So many exciting things happened in Morocco, so I will try to just highlight the important events. Visiting a Muslim country was a completely different experience from visiting Europe. It was a place I will never forget, and it has only made me more curious about the Middle East and their culture. The Islam religion and its respective countries have always had a bad stigma in America, so I want to learn more about it. If only it wasn’t so expensive, and it was a little more safe to visit! My boyfriend is half Lebanese, so that is a pretty good excuse to visit the Middle East.
After our adventure at the Feria and a few short hours of sleep, we were off to our next adventure. Next stop: Africa. I was overly excited to be able to experience a completely different culture from the westernized experience I had grown up with. And, it was the first time that I was taking an organized tour during my time in Europe. I was excited to finally be able to just enjoy the trip and not worry about the details of the itinerary.
After dropping off my huge purple luggage at the WeLoveSpain office (I had moved out of my apartment, and I had to bring everything with me), we still had a few hours before the pick-up time, so I wanted to show my cousins around Sevilla. We were only able to see a few sites, but it was still wonderful to see my favorite Spanish city again.
After exploring Sevilla for a few short hours, we headed over to the meeting point where a huge tour bus would pick us all up and ship us over the ocean to another continent. After a long bus ride, a ferry, and another long bus ride, we arrived in Ceuta. I never knew that Spain had so many territories outside of its actual mainland. Aside from Ceuta and Melilla, Spanish cities on the Moroccan mainland, Spain also controls the Balearic Islands and Canary Islands. It’s a shame that I was not able to visit any of the islands, but I will be back one day.
Anyways, we crossed the border into actual Morocco, and I finally got another passport stamp! Because I had mostly been traveling within the Schengen zone, I would never get passport stamps. It was a bit disappointing. We were bussed over to a hotel in a tiny fishing village, and we spent the night there. All of the food was included, and it was delicious. For only 185 euros, I really do think this trip was a bargain. The only thing that was not included was drinks. It was my first time in a country where everyone adamantly insists that you avoid tap water. Don’t even brush your teeth with the tap. Apparently, one of my friends who had been in Morocco the previous week had gotten a bad case of the sh*ts because she brushed her teeth with the water. There are different bacteria in the water that foreigners usually cannot handle very well, so it is best to stay clear of the water. So I made as little contact as possible with any water there. My showers were filled with the fear that the water particles would somehow find their way from my skin into my digestive tract.
The next morning, we headed over to the miraculous city of Chefchaouen. If you’ve never heard of it, Chefchaouen is completely painted blue. They paint over the walls and doors several times a month in order to keep the beautiful color. We spent the day with Habibi, the cutest tour guide I have ever seen, showing us the important sites of the city.

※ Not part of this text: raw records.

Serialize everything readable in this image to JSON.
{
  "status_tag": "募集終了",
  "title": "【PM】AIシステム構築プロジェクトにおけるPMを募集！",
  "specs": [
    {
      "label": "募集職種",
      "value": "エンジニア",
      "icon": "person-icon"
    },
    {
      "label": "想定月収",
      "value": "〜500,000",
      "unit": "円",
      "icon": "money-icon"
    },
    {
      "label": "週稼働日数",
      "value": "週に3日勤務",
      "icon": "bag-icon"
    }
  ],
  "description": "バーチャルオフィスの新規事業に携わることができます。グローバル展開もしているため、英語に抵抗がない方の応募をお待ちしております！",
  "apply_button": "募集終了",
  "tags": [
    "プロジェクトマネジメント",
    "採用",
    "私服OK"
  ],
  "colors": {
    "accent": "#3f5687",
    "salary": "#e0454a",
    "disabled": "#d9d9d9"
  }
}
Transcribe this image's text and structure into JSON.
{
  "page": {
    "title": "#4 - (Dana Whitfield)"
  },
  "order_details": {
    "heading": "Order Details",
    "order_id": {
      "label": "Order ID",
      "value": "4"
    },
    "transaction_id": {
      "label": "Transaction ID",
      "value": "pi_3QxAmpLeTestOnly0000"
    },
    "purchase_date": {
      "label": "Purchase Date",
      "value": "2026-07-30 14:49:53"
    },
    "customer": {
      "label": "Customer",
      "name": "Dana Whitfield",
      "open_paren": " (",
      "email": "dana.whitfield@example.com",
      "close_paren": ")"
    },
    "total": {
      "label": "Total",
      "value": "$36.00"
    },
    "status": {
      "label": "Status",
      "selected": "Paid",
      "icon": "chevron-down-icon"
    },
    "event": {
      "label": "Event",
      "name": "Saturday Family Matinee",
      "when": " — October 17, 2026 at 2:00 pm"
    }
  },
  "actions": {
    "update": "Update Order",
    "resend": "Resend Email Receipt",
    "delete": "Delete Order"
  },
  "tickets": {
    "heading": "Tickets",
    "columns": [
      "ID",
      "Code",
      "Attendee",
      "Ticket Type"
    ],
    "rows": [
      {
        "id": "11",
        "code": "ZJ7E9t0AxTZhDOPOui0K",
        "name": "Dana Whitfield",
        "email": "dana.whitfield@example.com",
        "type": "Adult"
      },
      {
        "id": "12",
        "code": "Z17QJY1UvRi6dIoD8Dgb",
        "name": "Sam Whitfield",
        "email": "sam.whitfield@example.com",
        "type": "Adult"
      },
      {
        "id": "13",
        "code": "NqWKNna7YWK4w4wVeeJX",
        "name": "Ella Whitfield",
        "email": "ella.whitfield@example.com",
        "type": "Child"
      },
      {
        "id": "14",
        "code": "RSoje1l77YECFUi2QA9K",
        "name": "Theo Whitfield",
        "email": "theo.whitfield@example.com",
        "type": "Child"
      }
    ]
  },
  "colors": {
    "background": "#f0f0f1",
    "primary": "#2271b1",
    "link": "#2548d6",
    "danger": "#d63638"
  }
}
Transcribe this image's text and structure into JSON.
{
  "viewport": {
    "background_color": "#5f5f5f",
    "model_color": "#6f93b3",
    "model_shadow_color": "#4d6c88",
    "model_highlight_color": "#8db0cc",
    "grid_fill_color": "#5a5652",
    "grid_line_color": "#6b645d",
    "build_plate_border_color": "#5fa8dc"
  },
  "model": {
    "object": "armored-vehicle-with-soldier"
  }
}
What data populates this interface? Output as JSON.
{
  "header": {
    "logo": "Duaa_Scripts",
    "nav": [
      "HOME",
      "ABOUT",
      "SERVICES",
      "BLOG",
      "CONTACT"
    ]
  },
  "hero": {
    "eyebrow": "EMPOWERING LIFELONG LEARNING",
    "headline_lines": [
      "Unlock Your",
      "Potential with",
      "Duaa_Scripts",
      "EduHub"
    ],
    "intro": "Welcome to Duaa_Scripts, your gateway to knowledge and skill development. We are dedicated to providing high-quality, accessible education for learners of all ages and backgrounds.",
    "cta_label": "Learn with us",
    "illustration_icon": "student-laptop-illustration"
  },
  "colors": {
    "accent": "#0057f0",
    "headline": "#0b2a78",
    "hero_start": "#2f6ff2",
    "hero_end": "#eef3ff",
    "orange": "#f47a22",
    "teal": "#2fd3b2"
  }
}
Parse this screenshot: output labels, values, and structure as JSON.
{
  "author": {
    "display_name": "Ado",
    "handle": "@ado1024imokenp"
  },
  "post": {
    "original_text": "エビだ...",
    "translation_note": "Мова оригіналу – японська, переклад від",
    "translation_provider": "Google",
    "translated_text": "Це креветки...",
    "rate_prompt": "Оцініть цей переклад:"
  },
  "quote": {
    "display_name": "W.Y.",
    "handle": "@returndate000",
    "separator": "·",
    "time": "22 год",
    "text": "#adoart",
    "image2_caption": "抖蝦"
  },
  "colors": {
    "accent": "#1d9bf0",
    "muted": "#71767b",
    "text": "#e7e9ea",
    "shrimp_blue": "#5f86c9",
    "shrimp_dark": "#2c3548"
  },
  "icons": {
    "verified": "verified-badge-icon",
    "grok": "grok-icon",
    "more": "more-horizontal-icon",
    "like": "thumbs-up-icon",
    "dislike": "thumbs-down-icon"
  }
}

I found out later that Habibi is actually an Arabic term of endearment that means “my love” or “sweetheart” or something along those lines. Every corner we turned, every door we opened, was photogenic, and I wanted to photograph everything. It was probably one of the more touristy areas that we visited, but with good reason. I am usually not one for touristy areas, but this place was worth it. I would have loved to just get lost here and find hidden intricate doors and walkways.
Sadly, we only had a few hours in this city, and we left towards Tangier that evening. It was predicted to rain the next day, and we were supposed to be riding camels. They decided to squish the rides in on the first day just in case it was too wet to do it the next day. We drove over to a random beach, and headed down to the sand where my cousins and I promptly ran to be the first to ride the camels. It was one of the most awkward and fun animals I have ever ridden. When they first stand up, it is extremely easy to just topple over because they are so jerky. However, once they started walking and then galloping, I quite enjoyed myself.
After all of the fun, we drove into Tangier where we would spend the night. Unfortunately, my cousins were both starting to get sick, so we needed to buy some medicine. After dinner, we explored the city a little bit, and bought some medicine. I guess we really stuck out like a sore thumb because everyone stared at us as we walked down the streets. I even put a veil around my head, but we still got just as many stares. We did not last long before we decided to head back to the hotel.
The next morning, we were going to visit Tetouan and their ancient Medina. This city was very similar to the Philippines with narrow streets, poverty, and vendors surrounding you. I could see how most people would be shocked when they see something like this, but thankfully, I have been exposed to similar environments in the Philippines. We ended the trip with lunch in a beautiful building. It looked like a small castle, complete with a royal throne. I must say that Moroccan food is delicious, and thankfully, my stomach did not argue with me for the duration of the trip.
We ended the weekend with a ferry back to the mainland. Because of the Feria in Sevilla, there was a huge backup in traffic. We had to be dropped off a mile from the meeting point and then walk all the way to our airBNB with our huge luggages. We arrived at almost 1 in the morning, and thankfully our host was nice and waited for us to come. It was a tiring, eye-opening, but very rewarding weekend. Next stop: Brussels!